Those applicants lost out in a first round of licensing in 2015 after lawmakers legalized types of non-euphoric cannabis and did not meet requirements for licenses in the 2017 law.

The health department is “trying to give away licenses it doesn’t have the authority to give away,” Del Favero lawyer Seann Frazier told the appeals court during arguments in the case last month.

Under the 2017 law, health officials have to give special preference for up to two licenses to applicants that “own one or more facilities that are, or were, used for the canning, concentrating, or otherwise processing of citrus fruit or citrus molasses and will use or convert the facility or facilities for the processing of marijuana.” Following passage of the law, Del Favero spent $770,000 to purchase property in Pinellas County that met the requirements for the citrus preference.

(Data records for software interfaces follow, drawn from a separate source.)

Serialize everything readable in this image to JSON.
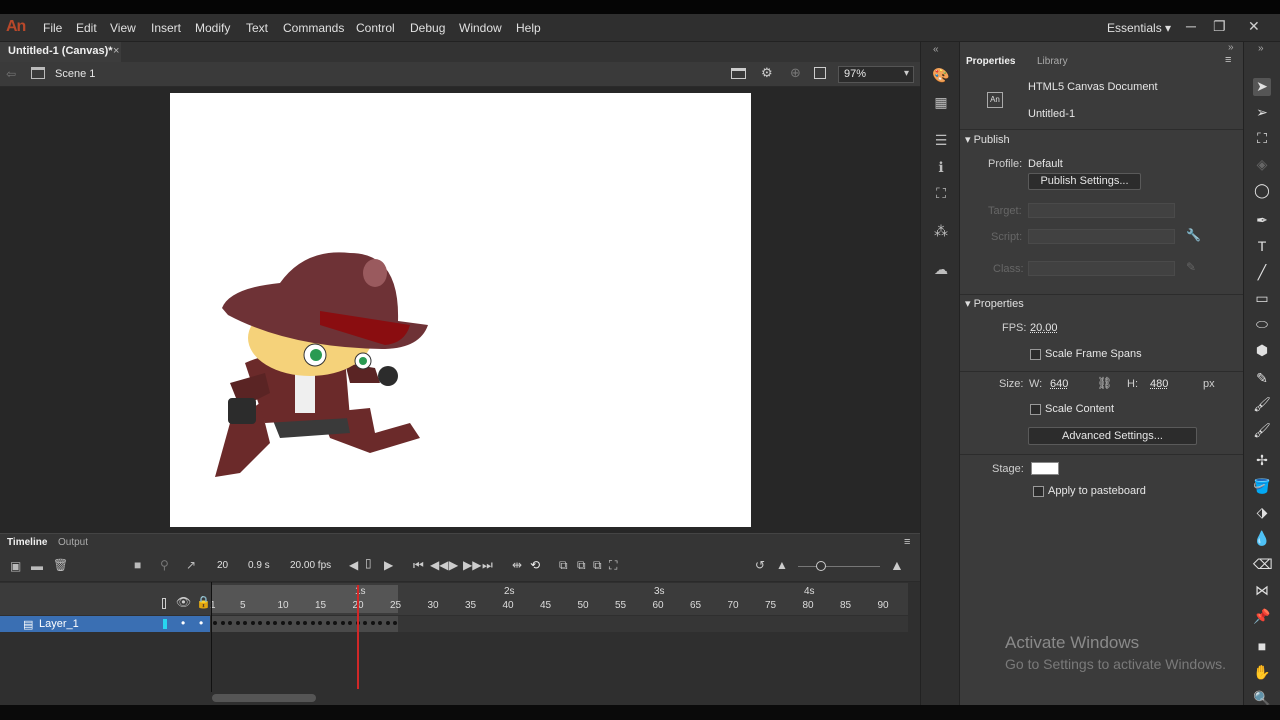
{
  "app": {
    "logo": "An",
    "workspace": "Essentials ▾"
  },
  "menu": [
    "File",
    "Edit",
    "View",
    "Insert",
    "Modify",
    "Text",
    "Commands",
    "Control",
    "Debug",
    "Window",
    "Help"
  ],
  "document": {
    "tab_title": "Untitled-1 (Canvas)*",
    "close": "×"
  },
  "scene": {
    "label": "Scene 1",
    "zoom": "97%"
  },
  "timeline": {
    "tabs": [
      "Timeline",
      "Output"
    ],
    "frame": "20",
    "time": "0.9 s",
    "fps": "20.00 fps",
    "ruler_seconds": [
      "1s",
      "2s",
      "3s",
      "4s"
    ],
    "ruler_frames": [
      "1",
      "5",
      "10",
      "15",
      "20",
      "25",
      "30",
      "35",
      "40",
      "45",
      "50",
      "55",
      "60",
      "65",
      "70",
      "75",
      "80",
      "85",
      "90"
    ],
    "layer_name": "Layer_1"
  },
  "properties": {
    "tabs": [
      "Properties",
      "Library"
    ],
    "doc_type": "HTML5 Canvas Document",
    "doc_name": "Untitled-1",
    "doc_icon": "An",
    "publish": {
      "header": "Publish",
      "profile_label": "Profile:",
      "profile_value": "Default",
      "publish_settings_button": "Publish Settings...",
      "target_label": "Target:",
      "script_label": "Script:",
      "class_label": "Class:"
    },
    "props": {
      "header": "Properties",
      "fps_label": "FPS:",
      "fps_value": "20.00",
      "scale_frame_spans": "Scale Frame Spans",
      "size_label": "Size:",
      "w_label": "W:",
      "w_value": "640",
      "h_label": "H:",
      "h_value": "480",
      "unit": "px",
      "scale_content": "Scale Content",
      "advanced_button": "Advanced Settings...",
      "stage_label": "Stage:",
      "stage_color": "#ffffff",
      "apply_pasteboard": "Apply to pasteboard"
    }
  },
  "watermark": {
    "line1": "Activate Windows",
    "line2": "Go to Settings to activate Windows."
  },
  "colors": {
    "accent": "#3a6fb3",
    "playhead": "#d02828",
    "logo": "#b9482a"
  }
}
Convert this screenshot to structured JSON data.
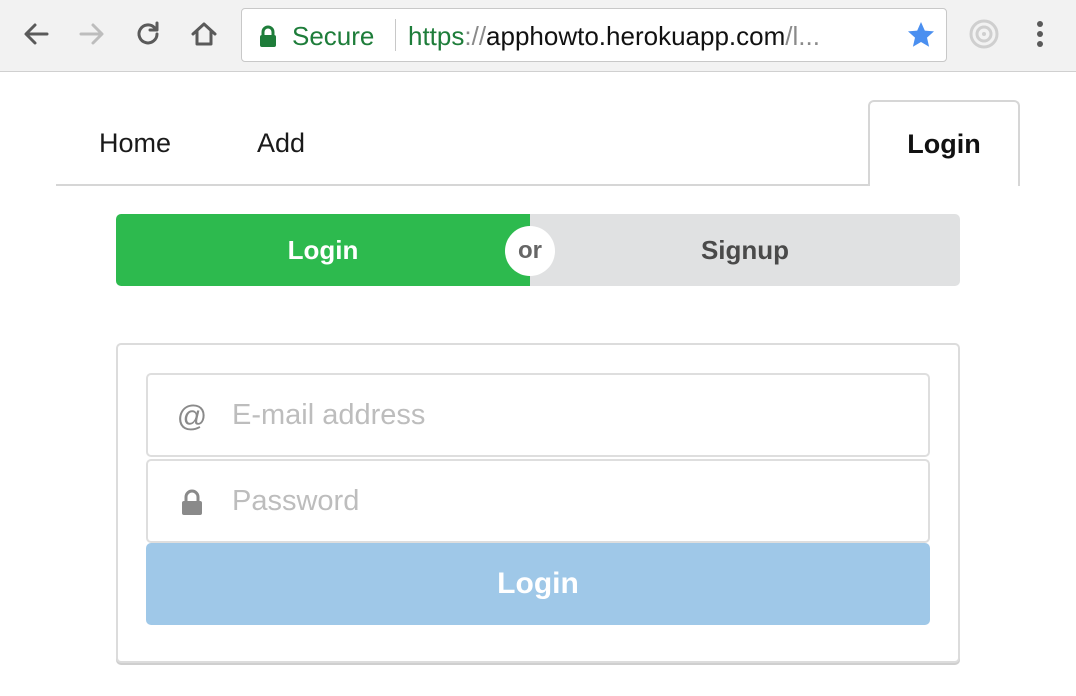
{
  "browser": {
    "secure_label": "Secure",
    "url_scheme": "https",
    "url_separator": "://",
    "url_host": "apphowto.herokuapp.com",
    "url_rest": "/l...",
    "icons": [
      "back-arrow-icon",
      "forward-arrow-icon",
      "reload-icon",
      "home-icon",
      "lock-icon",
      "star-icon",
      "extension-icon",
      "menu-dots-icon"
    ],
    "colors": {
      "secure": "#1e7d3a",
      "star": "#4a8ff0"
    }
  },
  "nav": {
    "items": [
      {
        "label": "Home"
      },
      {
        "label": "Add"
      }
    ],
    "active_label": "Login"
  },
  "toggle": {
    "login_label": "Login",
    "or_label": "or",
    "signup_label": "Signup",
    "colors": {
      "login": "#2dba4e",
      "signup": "#e0e1e2"
    }
  },
  "form": {
    "email_icon": "@",
    "email_placeholder": "E-mail address",
    "email_value": "",
    "password_placeholder": "Password",
    "password_value": "",
    "submit_label": "Login",
    "colors": {
      "submit": "#9fc8e8"
    }
  }
}
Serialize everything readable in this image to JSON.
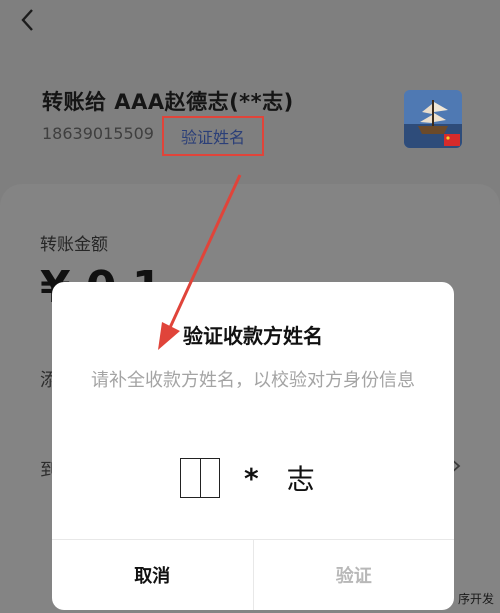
{
  "header": {
    "title": "转账给 AAA赵德志(**志)",
    "phone": "18639015509",
    "verify_name_link": "验证姓名"
  },
  "transfer": {
    "amount_label": "转账金额",
    "amount_peek": "¥ 0 1",
    "row_peek_1": "添",
    "row_peek_2": "到"
  },
  "dialog": {
    "title": "验证收款方姓名",
    "description": "请补全收款方姓名，以校验对方身份信息",
    "masked_chars": "*",
    "known_char": "志",
    "cancel_label": "取消",
    "verify_label": "验证"
  },
  "watermark": "序开发",
  "colors": {
    "annotation_red": "#e0443a",
    "link_blue": "#2b3f78",
    "disabled_gray": "#b8b8b8"
  },
  "icons": {
    "back": "chevron-left-icon",
    "row_arrow": "chevron-right-icon"
  }
}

Del Favero had sought to intervene in some of the administrative complaints involving the other firms, but the orchid grower “could not have shown that its substantial interests would be sufficiently affected by the outcome of the administrative appeals” because Del Favero could not demonstrate “real and immediate” threat of injury at the time the petitions were filed, the court found.

Del Favero could not show “injury-in-fact” because, before and after the settlement agreement granted the eight new licenses, three potential licenses are still available, including the citrus-preference license Del Favero said it intended to pursue.

“The preference to be given to former citrus processors … was not eliminated by DOH’s (the Department of Health’s) final orders,” Monday’s ruling said. “It was undisputed that Del Favero never applied for a license under (the statute) and consequently, no such application by Del Favero had ever been denied.”

Del Favero has waged a years-long legal battle in pursuit of a license, with a pile of cases filed in state and federal courts as the nursery’s owners have grown increasingly frustrated over health officials not allowing new applicants to gain access to the market.

Del Favero tried to register as a medical marijuana operator following an October 2018 court ruling, in an unrelated case, that found the 2017 law was “inconsistent” with the constitutional amendment. The state is appealing that ruling.

But health officials ignored Del Favero’s attempts to get a license, while continuing to pare the number of available licenses and thereby giving the new operators a competitive advantage, the orchid grower’s lawyers argued in court documents.

The 2017 state law required health officials to issue 10 new licenses to applicants that met certain requirements. The law also authorized additional licenses, as the number of Florida patients increased.

Overall, the state has issued licenses to 22 operators, including the eight new operators who were granted licenses last year. All of the currently licensed firms originally applied under the 2015 law.

Florida voters in 2016 approved the constitutional amendment to broadly legalize medical marijuana.